I also love their mix-n-match armor set stuff, but I feel like this is another system that is completely crushing and daunting to a new player. I have +9 Attack Up (S), so that means I get an +9 attack or something, right? Nope! You get nothing! Not until you hit +10? What? That’s super hard to understand for new players! We’ll definitely have a different, more accessible system in place of this, but we also want to make sure that it’s equally deep – especially at high levels of play.
We’ve talked a lot about the material gathering aspect and how boring it is. We have some solutions that I’m super interested in, but I want to make sure they work out in the game before we talk about them!
KG: I must admit, I have a personal plea as well. I wrote a piece a while ago about how much I hated health bars and I’d like to see them removed from a lot of games as I think they act as a crutch for gamers to see how their doing, when it’s far more exciting to see the monster or enemy react more realistically. The BRAZEN prototype had a health bar for the Gorgoth. What’s the chances of having that removed for the final game?
BM: I’ve been pretty shocked to hear this from Monster Hunter fans! I feel like most hardcore players of any game are thirsting for more information – more numbers, more bars, more everything. Have you ever looked at a raid healer’s customized ui in an MMO? It’s crazy!
But we’re definitely listening to feedback like this! I want the game to appeal to hardcore Monster Hunter fans, but I also don’t want to exclude new players by sticking to that formula too closely. We’re making our own game that is decidedly not Monster Hunter and we’re going to change things as we move forward. I think that not knowing how much damage you’re doing and not knowing if you’re making any progress at all versus a Creature that has a TON of hit points is very frustrating for new players.
I’m very interested in solutions that will allow us to make the game more accessible without destroying what people love about the main inspiration for the game. Geoff Soulis, an artist at Double Fine who worked a lot on the prototype, just suggested a “trainer” armor or socketed gem that allows players to see the health bars. That way we can get newer players into the game and allow them to visualize their progress while allowing experience players to just rip it out or bypass it altogether. That’s a fresh idea that could potentially make everyone happy.
KG: After all that information, I find it hard to stomach the fact that as it stands, BRAZEN isn’t in full development. Why not? And what can fans do to help it become a fully fledged title?
BM: It’s going to be a pretty expensive game in order to do the concept justice. Funding is the main hurdle and we’re actively trying to secure money for the project. I definitely don’t want to lower the budget and cut the scope of the project down… I just don’t think we’d be happy with the result.
Creating chatter on the internet about BRAZEN is definitely the best way fans can support the game. People with money are definitely paying attention to what people like online!
KG: Thanks for your time Brad, we really appreciate it.
BM: Thanks for the opportunity!
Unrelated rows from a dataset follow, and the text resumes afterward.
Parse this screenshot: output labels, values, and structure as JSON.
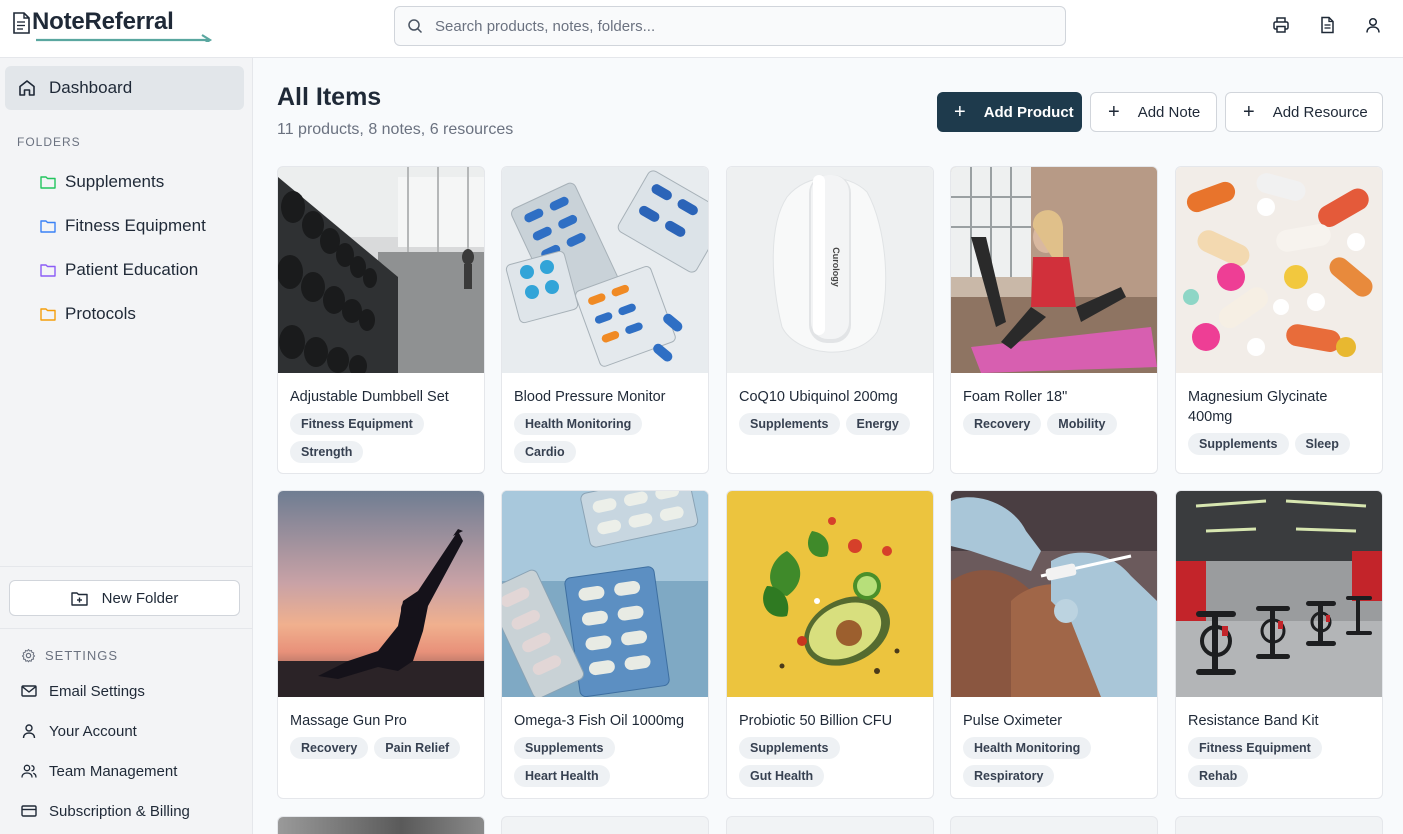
{
  "app": {
    "logo_text": "NoteReferral",
    "search_placeholder": "Search products, notes, folders...",
    "header_icons": [
      "printer-icon",
      "document-icon",
      "user-icon"
    ]
  },
  "sidebar": {
    "dashboard_label": "Dashboard",
    "folders_heading": "FOLDERS",
    "folders": [
      {
        "label": "Supplements",
        "color": "#22c55e"
      },
      {
        "label": "Fitness Equipment",
        "color": "#3b82f6"
      },
      {
        "label": "Patient Education",
        "color": "#8b5cf6"
      },
      {
        "label": "Protocols",
        "color": "#f59e0b"
      }
    ],
    "new_folder_label": "New Folder",
    "settings_heading": "SETTINGS",
    "settings_items": [
      {
        "label": "Email Settings",
        "icon": "mail-icon"
      },
      {
        "label": "Your Account",
        "icon": "user-icon"
      },
      {
        "label": "Team Management",
        "icon": "users-icon"
      },
      {
        "label": "Subscription & Billing",
        "icon": "credit-card-icon"
      }
    ]
  },
  "main": {
    "title": "All Items",
    "subtitle": "11 products, 8 notes, 6 resources",
    "buttons": {
      "add_product": "Add Product",
      "add_note": "Add Note",
      "add_resource": "Add Resource"
    },
    "accent_color": "#1e3a4c",
    "items": [
      {
        "name": "Adjustable Dumbbell Set",
        "tags": [
          "Fitness Equipment",
          "Strength"
        ],
        "image": "gym-dumbbell-rack"
      },
      {
        "name": "Blood Pressure Monitor",
        "tags": [
          "Health Monitoring",
          "Cardio"
        ],
        "image": "pill-blister-packs"
      },
      {
        "name": "CoQ10 Ubiquinol 200mg",
        "tags": [
          "Supplements",
          "Energy"
        ],
        "image": "white-bottle",
        "image_label": "Curology"
      },
      {
        "name": "Foam Roller 18\"",
        "tags": [
          "Recovery",
          "Mobility"
        ],
        "image": "woman-exercising"
      },
      {
        "name": "Magnesium Glycinate 400mg",
        "tags": [
          "Supplements",
          "Sleep"
        ],
        "image": "colorful-pills"
      },
      {
        "name": "Massage Gun Pro",
        "tags": [
          "Recovery",
          "Pain Relief"
        ],
        "image": "yoga-silhouette-sunset"
      },
      {
        "name": "Omega-3 Fish Oil 1000mg",
        "tags": [
          "Supplements",
          "Heart Health"
        ],
        "image": "blister-packs-blue"
      },
      {
        "name": "Probiotic 50 Billion CFU",
        "tags": [
          "Supplements",
          "Gut Health"
        ],
        "image": "avocado-vegetables-yellow"
      },
      {
        "name": "Pulse Oximeter",
        "tags": [
          "Health Monitoring",
          "Respiratory"
        ],
        "image": "gloved-injection"
      },
      {
        "name": "Resistance Band Kit",
        "tags": [
          "Fitness Equipment",
          "Rehab"
        ],
        "image": "spin-bikes-gym"
      }
    ]
  }
}
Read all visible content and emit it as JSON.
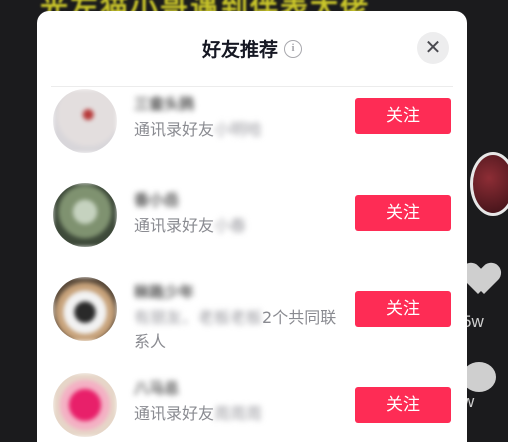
{
  "background": {
    "banner_text": "光左猫小哥遇到伴表大佬",
    "like_count": "5w",
    "comment_count": "w"
  },
  "modal": {
    "title": "好友推荐",
    "info_icon": "info-icon",
    "close_icon": "close-icon",
    "close_glyph": "✕",
    "accent_color": "#fe2c55"
  },
  "friends": [
    {
      "name": "三畲头鸦",
      "subtitle_prefix": "通讯录好友",
      "subtitle_masked": "小明哈",
      "subtitle_suffix": "",
      "button": "关注"
    },
    {
      "name": "香小岳",
      "subtitle_prefix": "通讯录好友",
      "subtitle_masked": "小春",
      "subtitle_suffix": "",
      "button": "关注"
    },
    {
      "name": "秣路少年",
      "subtitle_prefix": "",
      "subtitle_masked": "有朋友、老板老板",
      "subtitle_suffix": "2个共同联系人",
      "button": "关注"
    },
    {
      "name": "八马总",
      "subtitle_prefix": "通讯录好友",
      "subtitle_masked": "周周周",
      "subtitle_suffix": "",
      "button": "关注"
    }
  ]
}
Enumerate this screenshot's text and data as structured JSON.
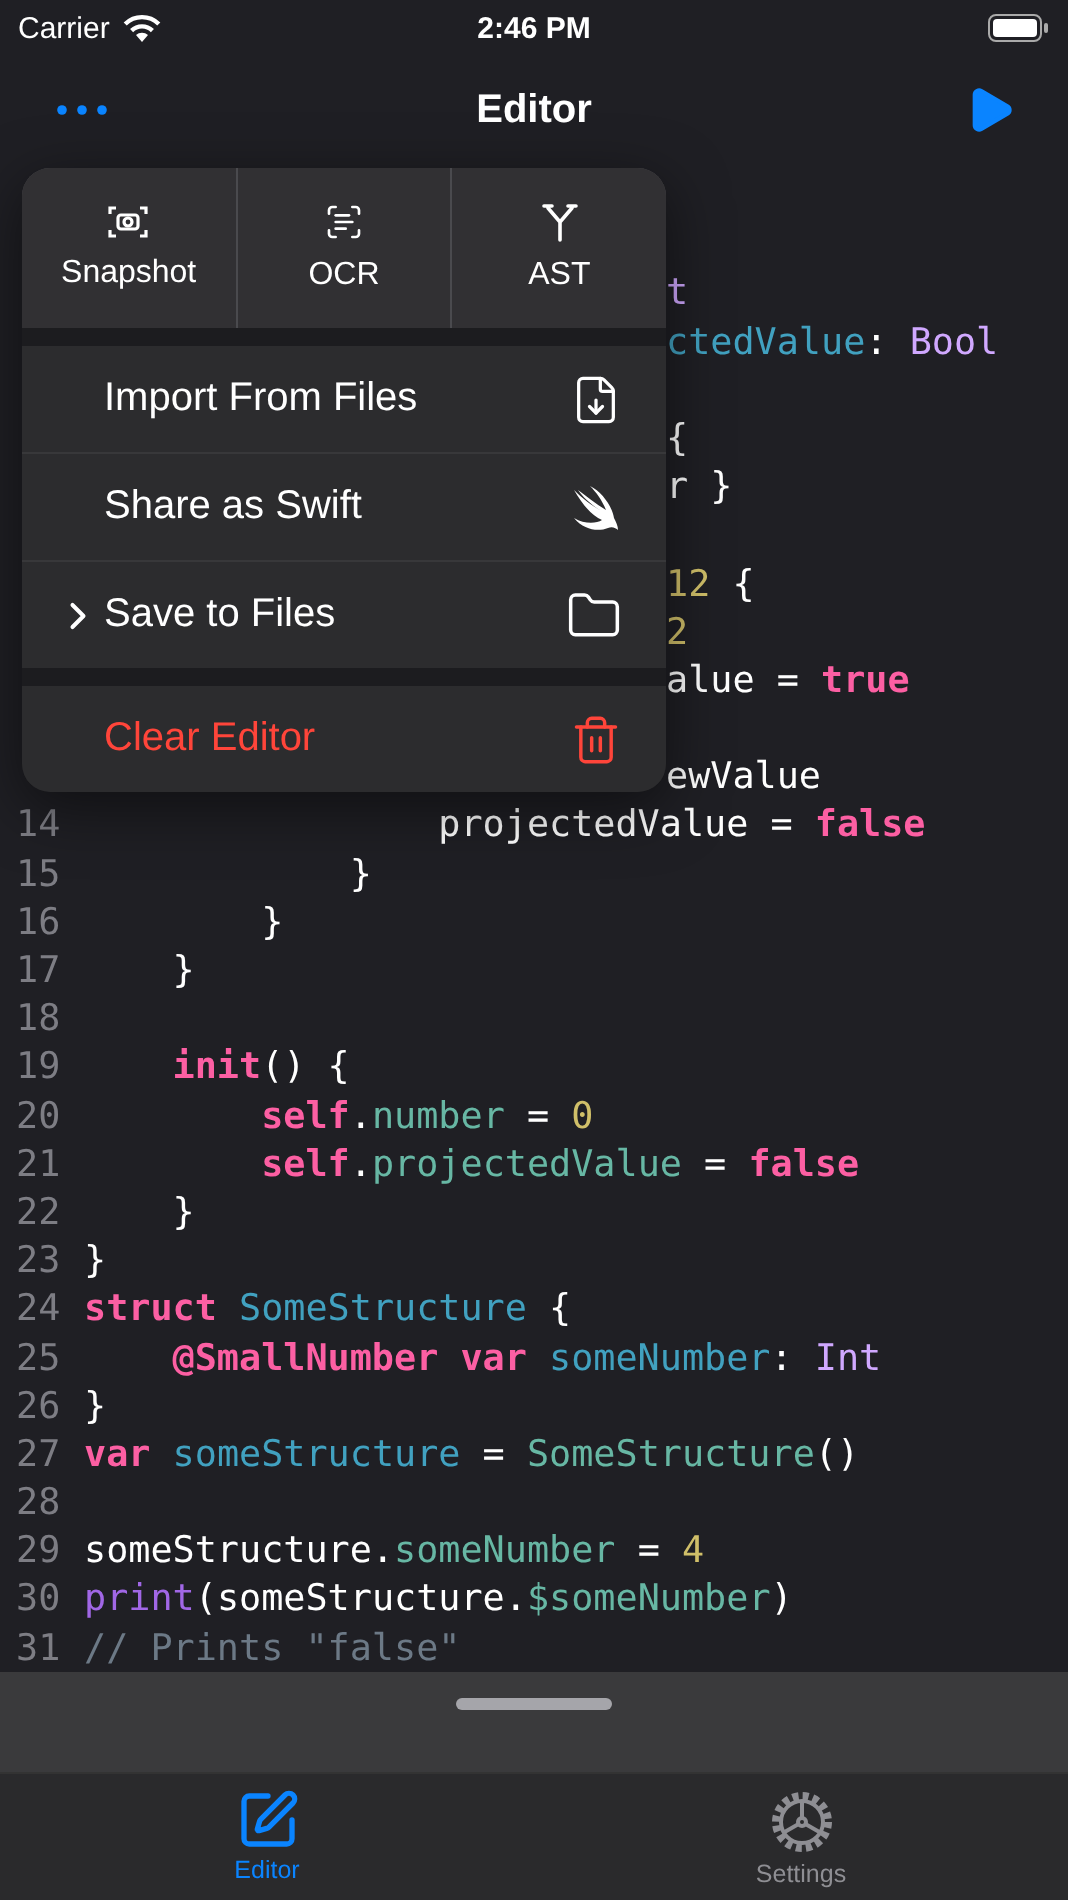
{
  "status_bar": {
    "carrier": "Carrier",
    "time": "2:46 PM"
  },
  "nav_bar": {
    "title": "Editor"
  },
  "code": {
    "lines": [
      {
        "kind": "covered"
      },
      {
        "kind": "covered"
      },
      {
        "kind": "covered",
        "tokens": [
          {
            "kind": "type",
            "text": "t"
          }
        ]
      },
      {
        "kind": "covered",
        "tokens": [
          {
            "kind": "declaration",
            "text": "ctedValue"
          },
          {
            "kind": "plain",
            "text": ": "
          },
          {
            "kind": "type",
            "text": "Bool"
          }
        ]
      },
      {
        "kind": "covered"
      },
      {
        "kind": "covered",
        "tokens": [
          {
            "kind": "plain",
            "text": "{"
          }
        ]
      },
      {
        "kind": "covered",
        "tokens": [
          {
            "kind": "plain",
            "text": "r }"
          }
        ]
      },
      {
        "kind": "covered"
      },
      {
        "kind": "covered",
        "tokens": [
          {
            "kind": "number",
            "text": "12"
          },
          {
            "kind": "plain",
            "text": " {"
          }
        ]
      },
      {
        "kind": "covered",
        "tokens": [
          {
            "kind": "number",
            "text": "2"
          }
        ]
      },
      {
        "kind": "covered",
        "tokens": [
          {
            "kind": "plain",
            "text": "alue = "
          },
          {
            "kind": "keyword",
            "text": "true"
          }
        ]
      },
      {
        "kind": "covered"
      },
      {
        "kind": "covered",
        "tokens": [
          {
            "kind": "plain",
            "text": "ewValue"
          }
        ]
      },
      {
        "kind": "line",
        "number": "14",
        "tokens": [
          {
            "kind": "plain",
            "text": "                projectedValue = "
          },
          {
            "kind": "keyword",
            "text": "false"
          }
        ]
      },
      {
        "kind": "line",
        "number": "15",
        "tokens": [
          {
            "kind": "plain",
            "text": "            }"
          }
        ]
      },
      {
        "kind": "line",
        "number": "16",
        "tokens": [
          {
            "kind": "plain",
            "text": "        }"
          }
        ]
      },
      {
        "kind": "line",
        "number": "17",
        "tokens": [
          {
            "kind": "plain",
            "text": "    }"
          }
        ]
      },
      {
        "kind": "line",
        "number": "18"
      },
      {
        "kind": "line",
        "number": "19",
        "tokens": [
          {
            "kind": "keyword",
            "text": "    init"
          },
          {
            "kind": "plain",
            "text": "() {"
          }
        ]
      },
      {
        "kind": "line",
        "number": "20",
        "tokens": [
          {
            "kind": "keyword",
            "text": "        self"
          },
          {
            "kind": "plain",
            "text": "."
          },
          {
            "kind": "property",
            "text": "number"
          },
          {
            "kind": "plain",
            "text": " = "
          },
          {
            "kind": "number",
            "text": "0"
          }
        ]
      },
      {
        "kind": "line",
        "number": "21",
        "tokens": [
          {
            "kind": "keyword",
            "text": "        self"
          },
          {
            "kind": "plain",
            "text": "."
          },
          {
            "kind": "property",
            "text": "projectedValue"
          },
          {
            "kind": "plain",
            "text": " = "
          },
          {
            "kind": "keyword",
            "text": "false"
          }
        ]
      },
      {
        "kind": "line",
        "number": "22",
        "tokens": [
          {
            "kind": "plain",
            "text": "    }"
          }
        ]
      },
      {
        "kind": "line",
        "number": "23",
        "tokens": [
          {
            "kind": "plain",
            "text": "}"
          }
        ]
      },
      {
        "kind": "line",
        "number": "24",
        "tokens": [
          {
            "kind": "keyword",
            "text": "struct "
          },
          {
            "kind": "declaration",
            "text": "SomeStructure"
          },
          {
            "kind": "plain",
            "text": " {"
          }
        ]
      },
      {
        "kind": "line",
        "number": "25",
        "tokens": [
          {
            "kind": "keyword",
            "text": "    @SmallNumber var "
          },
          {
            "kind": "declaration",
            "text": "someNumber"
          },
          {
            "kind": "plain",
            "text": ": "
          },
          {
            "kind": "type",
            "text": "Int"
          }
        ]
      },
      {
        "kind": "line",
        "number": "26",
        "tokens": [
          {
            "kind": "plain",
            "text": "}"
          }
        ]
      },
      {
        "kind": "line",
        "number": "27",
        "tokens": [
          {
            "kind": "keyword",
            "text": "var "
          },
          {
            "kind": "declaration",
            "text": "someStructure"
          },
          {
            "kind": "plain",
            "text": " = "
          },
          {
            "kind": "property",
            "text": "SomeStructure"
          },
          {
            "kind": "plain",
            "text": "()"
          }
        ]
      },
      {
        "kind": "line",
        "number": "28"
      },
      {
        "kind": "line",
        "number": "29",
        "tokens": [
          {
            "kind": "plain",
            "text": "someStructure."
          },
          {
            "kind": "property",
            "text": "someNumber"
          },
          {
            "kind": "plain",
            "text": " = "
          },
          {
            "kind": "number",
            "text": "4"
          }
        ]
      },
      {
        "kind": "line",
        "number": "30",
        "tokens": [
          {
            "kind": "function",
            "text": "print"
          },
          {
            "kind": "plain",
            "text": "(someStructure."
          },
          {
            "kind": "property",
            "text": "$someNumber"
          },
          {
            "kind": "plain",
            "text": ")"
          }
        ]
      },
      {
        "kind": "line",
        "number": "31",
        "tokens": [
          {
            "kind": "comment",
            "text": "// Prints \"false\""
          }
        ]
      }
    ]
  },
  "menu": {
    "quick_actions": [
      {
        "label": "Snapshot"
      },
      {
        "label": "OCR"
      },
      {
        "label": "AST"
      }
    ],
    "groups": [
      {
        "items": [
          {
            "label": "Import From Files",
            "has_submenu": false,
            "destructive": false
          },
          {
            "label": "Share as Swift",
            "has_submenu": false,
            "destructive": false
          },
          {
            "label": "Save to Files",
            "has_submenu": true,
            "destructive": false
          }
        ]
      },
      {
        "items": [
          {
            "label": "Clear Editor",
            "has_submenu": false,
            "destructive": true
          }
        ]
      }
    ]
  },
  "tab_bar": {
    "tabs": [
      {
        "label": "Editor",
        "selected": true
      },
      {
        "label": "Settings",
        "selected": false
      }
    ]
  }
}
I hope that we get to create the fully realized version of BRAZEN that’s in my head. It’s pretty awesome in there.
KitGuru Says: So there you go guys. If you like the sound of BRAZEN as a full game, you know what to do. Are you as excited by the sound of this as we are?
If you haven’t yet played BRAZEN but you like the sound of it, check out the devlog style video below for a little more info.